== EXERCISE DIRECTIONS ==
All lines with the word "Create" must be pulled from the entries below.

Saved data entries
Segment Open

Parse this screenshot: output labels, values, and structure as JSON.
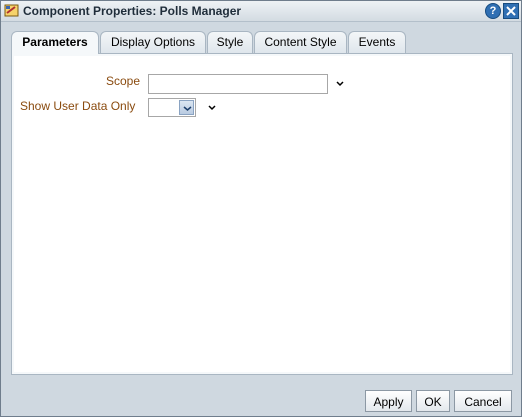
{
  "window": {
    "title": "Component Properties: Polls Manager",
    "icons": {
      "app": "properties-icon",
      "help": "help-icon",
      "close": "close-icon"
    }
  },
  "tabs": [
    {
      "label": "Parameters",
      "active": true
    },
    {
      "label": "Display Options",
      "active": false
    },
    {
      "label": "Style",
      "active": false
    },
    {
      "label": "Content Style",
      "active": false
    },
    {
      "label": "Events",
      "active": false
    }
  ],
  "form": {
    "scope": {
      "label": "Scope",
      "value": ""
    },
    "show_user_data_only": {
      "label": "Show User Data Only",
      "value": ""
    }
  },
  "buttons": {
    "apply": "Apply",
    "ok": "OK",
    "cancel": "Cancel"
  },
  "colors": {
    "label": "#8a4b0f",
    "accent": "#2f6fb3"
  }
}
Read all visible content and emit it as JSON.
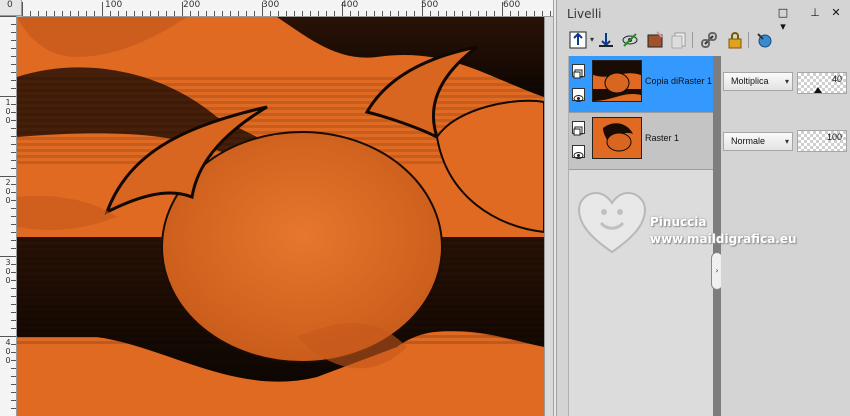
{
  "rulers": {
    "top_labels": [
      "0",
      "100",
      "200",
      "300",
      "400",
      "500",
      "600"
    ],
    "left_labels": [
      [
        "1",
        "0",
        "0"
      ],
      [
        "2",
        "0",
        "0"
      ],
      [
        "3",
        "0",
        "0"
      ],
      [
        "4",
        "0",
        "0"
      ]
    ]
  },
  "panel": {
    "title": "Livelli",
    "title_buttons": {
      "dropdown": "□ ▾",
      "pin": "⊥",
      "close": "✕"
    },
    "toolbar_icons": [
      "new-raster-layer-icon",
      "new-vector-layer-icon",
      "new-mask-icon",
      "new-adjustment-layer-icon",
      "duplicate-layer-icon",
      "link-layers-icon",
      "lock-layer-icon",
      "delete-layer-icon"
    ]
  },
  "layers": [
    {
      "name": "Copia diRaster 1",
      "blend_mode": "Moltiplica",
      "opacity": "40",
      "selected": true
    },
    {
      "name": "Raster 1",
      "blend_mode": "Normale",
      "opacity": "100",
      "selected": false
    }
  ],
  "watermark": {
    "name": "Pinuccia",
    "url": "www.maildigrafica.eu"
  },
  "colors": {
    "selection": "#3399ff",
    "artwork_orange": "#e06a22",
    "artwork_dark": "#1a0c04"
  }
}
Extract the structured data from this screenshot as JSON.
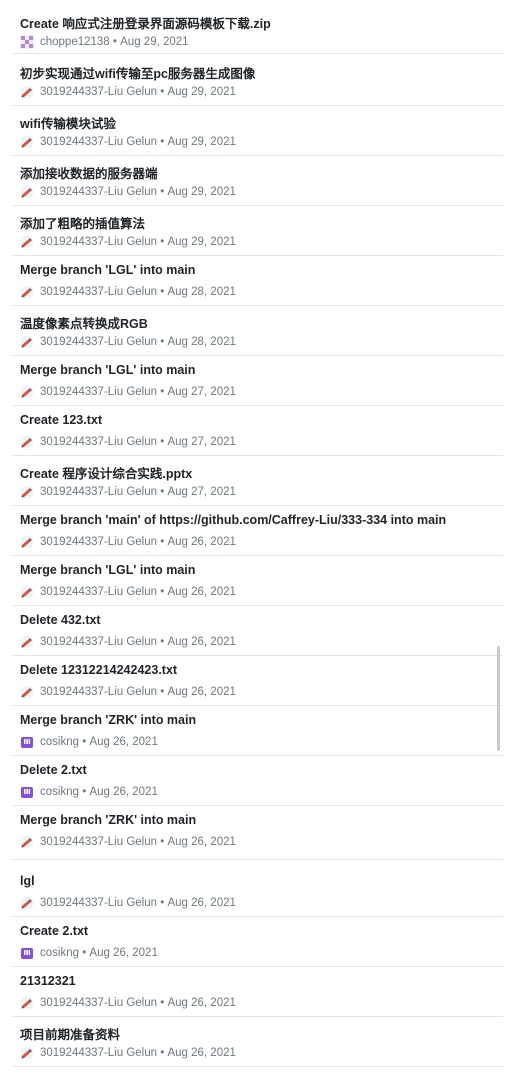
{
  "commits": [
    {
      "message": "Create 响应式注册登录界面源码模板下载.zip",
      "author": "choppe12138",
      "date": "Aug 29, 2021",
      "avatar": "pixel-avatar-icon"
    },
    {
      "message": "初步实现通过wifi传输至pc服务器生成图像",
      "author": "3019244337-Liu Gelun",
      "date": "Aug 29, 2021",
      "avatar": "pen-avatar-icon"
    },
    {
      "message": "wifi传输模块试验",
      "author": "3019244337-Liu Gelun",
      "date": "Aug 29, 2021",
      "avatar": "pen-avatar-icon"
    },
    {
      "message": "添加接收数据的服务器端",
      "author": "3019244337-Liu Gelun",
      "date": "Aug 29, 2021",
      "avatar": "pen-avatar-icon"
    },
    {
      "message": "添加了粗略的插值算法",
      "author": "3019244337-Liu Gelun",
      "date": "Aug 29, 2021",
      "avatar": "pen-avatar-icon"
    },
    {
      "message": "Merge branch 'LGL' into main",
      "author": "3019244337-Liu Gelun",
      "date": "Aug 28, 2021",
      "avatar": "pen-avatar-icon"
    },
    {
      "message": "温度像素点转换成RGB",
      "author": "3019244337-Liu Gelun",
      "date": "Aug 28, 2021",
      "avatar": "pen-avatar-icon"
    },
    {
      "message": "Merge branch 'LGL' into main",
      "author": "3019244337-Liu Gelun",
      "date": "Aug 27, 2021",
      "avatar": "pen-avatar-icon"
    },
    {
      "message": "Create 123.txt",
      "author": "3019244337-Liu Gelun",
      "date": "Aug 27, 2021",
      "avatar": "pen-avatar-icon"
    },
    {
      "message": "Create 程序设计综合实践.pptx",
      "author": "3019244337-Liu Gelun",
      "date": "Aug 27, 2021",
      "avatar": "pen-avatar-icon"
    },
    {
      "message": "Merge branch 'main' of https://github.com/Caffrey-Liu/333-334 into main",
      "author": "3019244337-Liu Gelun",
      "date": "Aug 26, 2021",
      "avatar": "pen-avatar-icon"
    },
    {
      "message": "Merge branch 'LGL' into main",
      "author": "3019244337-Liu Gelun",
      "date": "Aug 26, 2021",
      "avatar": "pen-avatar-icon"
    },
    {
      "message": "Delete 432.txt",
      "author": "3019244337-Liu Gelun",
      "date": "Aug 26, 2021",
      "avatar": "pen-avatar-icon"
    },
    {
      "message": "Delete 12312214242423.txt",
      "author": "3019244337-Liu Gelun",
      "date": "Aug 26, 2021",
      "avatar": "pen-avatar-icon"
    },
    {
      "message": "Merge branch 'ZRK' into main",
      "author": "cosikng",
      "date": "Aug 26, 2021",
      "avatar": "purple-avatar-icon"
    },
    {
      "message": "Delete 2.txt",
      "author": "cosikng",
      "date": "Aug 26, 2021",
      "avatar": "purple-avatar-icon"
    },
    {
      "message": "Merge branch 'ZRK' into main",
      "author": "3019244337-Liu Gelun",
      "date": "Aug 26, 2021",
      "avatar": "pen-avatar-icon"
    },
    {
      "message": "lgl",
      "author": "3019244337-Liu Gelun",
      "date": "Aug 26, 2021",
      "avatar": "pen-avatar-icon"
    },
    {
      "message": "Create 2.txt",
      "author": "cosikng",
      "date": "Aug 26, 2021",
      "avatar": "purple-avatar-icon"
    },
    {
      "message": "21312321",
      "author": "3019244337-Liu Gelun",
      "date": "Aug 26, 2021",
      "avatar": "pen-avatar-icon"
    },
    {
      "message": "项目前期准备资料",
      "author": "3019244337-Liu Gelun",
      "date": "Aug 26, 2021",
      "avatar": "pen-avatar-icon"
    }
  ],
  "separator": " • ",
  "colors": {
    "text": "#1f2328",
    "muted": "#6e7781",
    "border": "#e4e7ea",
    "avatar_pixel": "#b48ad6",
    "avatar_purple": "#8250df"
  }
}
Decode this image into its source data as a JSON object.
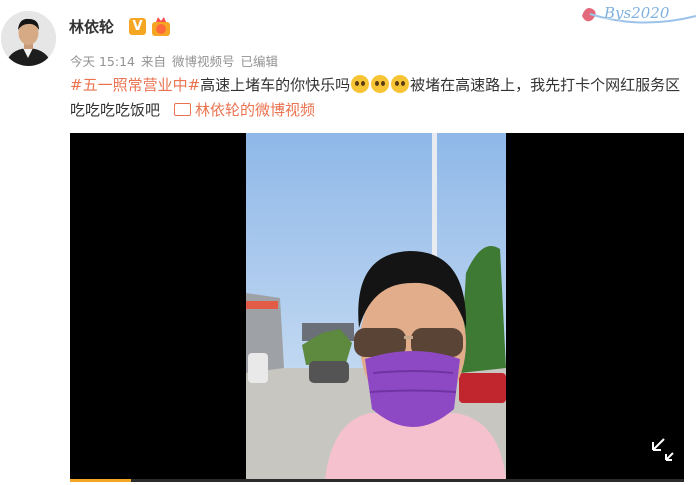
{
  "post": {
    "author": "林依轮",
    "verified_badge": "V",
    "meta": [
      "今天 15:14",
      "来自",
      "微博视频号",
      "已编辑"
    ],
    "hashtag": "#五一照常营业中#",
    "text_part1": "高速上堵车的你快乐吗",
    "text_part2": "被堵在高速路上，我先打卡个网红服务区吃吃吃吃饭吧",
    "video_link": "林依轮的微博视频"
  },
  "watermark": "Bys2020",
  "video": {
    "progress_percent": 10
  },
  "icons": [
    "avatar",
    "verified-icon",
    "medal-icon",
    "crying-emoji-icon",
    "video-link-icon",
    "fullscreen-icon"
  ],
  "colors": {
    "link": "#eb7350",
    "badge": "#f5a623",
    "meta": "#939393",
    "player_bg": "#000000"
  }
}
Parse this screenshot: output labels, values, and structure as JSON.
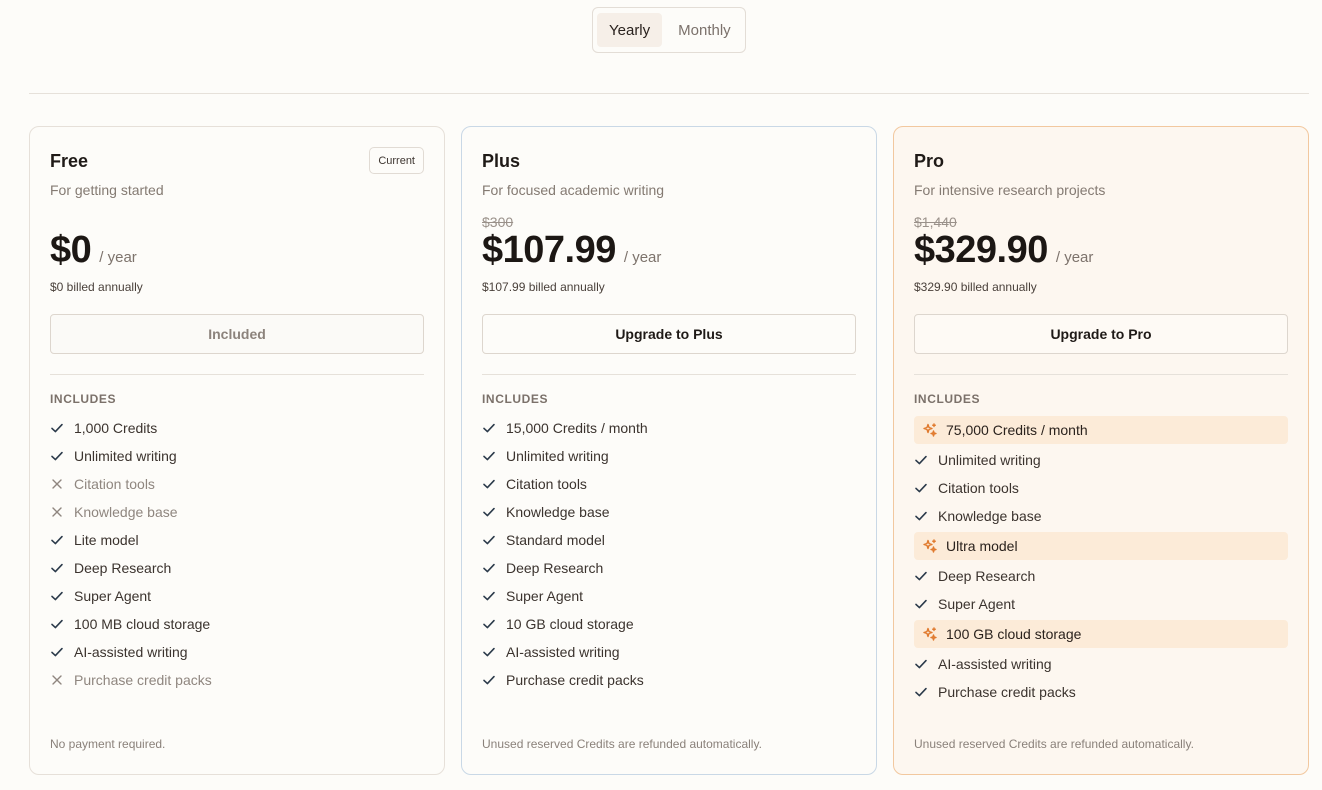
{
  "toggle": {
    "yearly": "Yearly",
    "monthly": "Monthly"
  },
  "includes_label": "INCLUDES",
  "plans": [
    {
      "name": "Free",
      "badge": "Current",
      "description": "For getting started",
      "price": "$0",
      "period": "/ year",
      "billed": "$0 billed annually",
      "cta": "Included",
      "features": [
        {
          "label": "1,000 Credits",
          "status": "check"
        },
        {
          "label": "Unlimited writing",
          "status": "check"
        },
        {
          "label": "Citation tools",
          "status": "cross"
        },
        {
          "label": "Knowledge base",
          "status": "cross"
        },
        {
          "label": "Lite model",
          "status": "check"
        },
        {
          "label": "Deep Research",
          "status": "check"
        },
        {
          "label": "Super Agent",
          "status": "check"
        },
        {
          "label": "100 MB cloud storage",
          "status": "check"
        },
        {
          "label": "AI-assisted writing",
          "status": "check"
        },
        {
          "label": "Purchase credit packs",
          "status": "cross"
        }
      ],
      "footnote": "No payment required."
    },
    {
      "name": "Plus",
      "description": "For focused academic writing",
      "old_price": "$300",
      "price": "$107.99",
      "period": "/ year",
      "billed": "$107.99 billed annually",
      "cta": "Upgrade to Plus",
      "features": [
        {
          "label": "15,000 Credits / month",
          "status": "check"
        },
        {
          "label": "Unlimited writing",
          "status": "check"
        },
        {
          "label": "Citation tools",
          "status": "check"
        },
        {
          "label": "Knowledge base",
          "status": "check"
        },
        {
          "label": "Standard model",
          "status": "check"
        },
        {
          "label": "Deep Research",
          "status": "check"
        },
        {
          "label": "Super Agent",
          "status": "check"
        },
        {
          "label": "10 GB cloud storage",
          "status": "check"
        },
        {
          "label": "AI-assisted writing",
          "status": "check"
        },
        {
          "label": "Purchase credit packs",
          "status": "check"
        }
      ],
      "footnote": "Unused reserved Credits are refunded automatically."
    },
    {
      "name": "Pro",
      "description": "For intensive research projects",
      "old_price": "$1,440",
      "price": "$329.90",
      "period": "/ year",
      "billed": "$329.90 billed annually",
      "cta": "Upgrade to Pro",
      "features": [
        {
          "label": "75,000 Credits / month",
          "status": "highlight"
        },
        {
          "label": "Unlimited writing",
          "status": "check"
        },
        {
          "label": "Citation tools",
          "status": "check"
        },
        {
          "label": "Knowledge base",
          "status": "check"
        },
        {
          "label": "Ultra model",
          "status": "highlight"
        },
        {
          "label": "Deep Research",
          "status": "check"
        },
        {
          "label": "Super Agent",
          "status": "check"
        },
        {
          "label": "100 GB cloud storage",
          "status": "highlight"
        },
        {
          "label": "AI-assisted writing",
          "status": "check"
        },
        {
          "label": "Purchase credit packs",
          "status": "check"
        }
      ],
      "footnote": "Unused reserved Credits are refunded automatically."
    }
  ],
  "colors": {
    "accent_orange": "#e07a2e",
    "highlight_bg": "#fcebd8",
    "pro_border": "#f2c89f",
    "plus_border": "#c9d8e6"
  }
}
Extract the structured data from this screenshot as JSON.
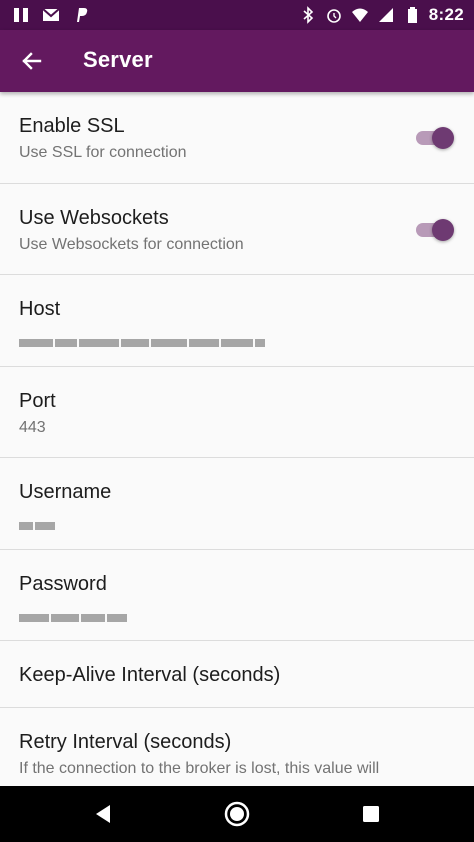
{
  "status_bar": {
    "time": "8:22",
    "left_icons": [
      "pause-icon",
      "gmail-icon",
      "paypal-icon"
    ],
    "right_icons": [
      "bluetooth-icon",
      "alarm-icon",
      "wifi-icon",
      "signal-icon",
      "battery-icon"
    ]
  },
  "app_bar": {
    "title": "Server",
    "back_icon": "arrow-back-icon",
    "color": "#63195f"
  },
  "settings": [
    {
      "title": "Enable SSL",
      "summary": "Use SSL for connection",
      "toggle": true
    },
    {
      "title": "Use Websockets",
      "summary": "Use Websockets for connection",
      "toggle": true
    },
    {
      "title": "Host",
      "summary": "",
      "redacted": true
    },
    {
      "title": "Port",
      "summary": "443"
    },
    {
      "title": "Username",
      "summary": "",
      "redacted": true
    },
    {
      "title": "Password",
      "summary": "",
      "redacted": true
    },
    {
      "title": "Keep-Alive Interval (seconds)",
      "summary": ""
    },
    {
      "title": "Retry Interval (seconds)",
      "summary": "If the connection to the broker is lost, this value will"
    }
  ],
  "nav_bar": {
    "buttons": [
      "back-triangle-icon",
      "home-circle-icon",
      "recents-square-icon"
    ]
  }
}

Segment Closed

== SOLUTION BELOW ==
      "message": "Create 响应式注册登录界面源码模板下载.zip",
      "message": "Create 123.txt",
      "message": "Create 程序设计综合实践.pptx",
      "message": "Create 2.txt",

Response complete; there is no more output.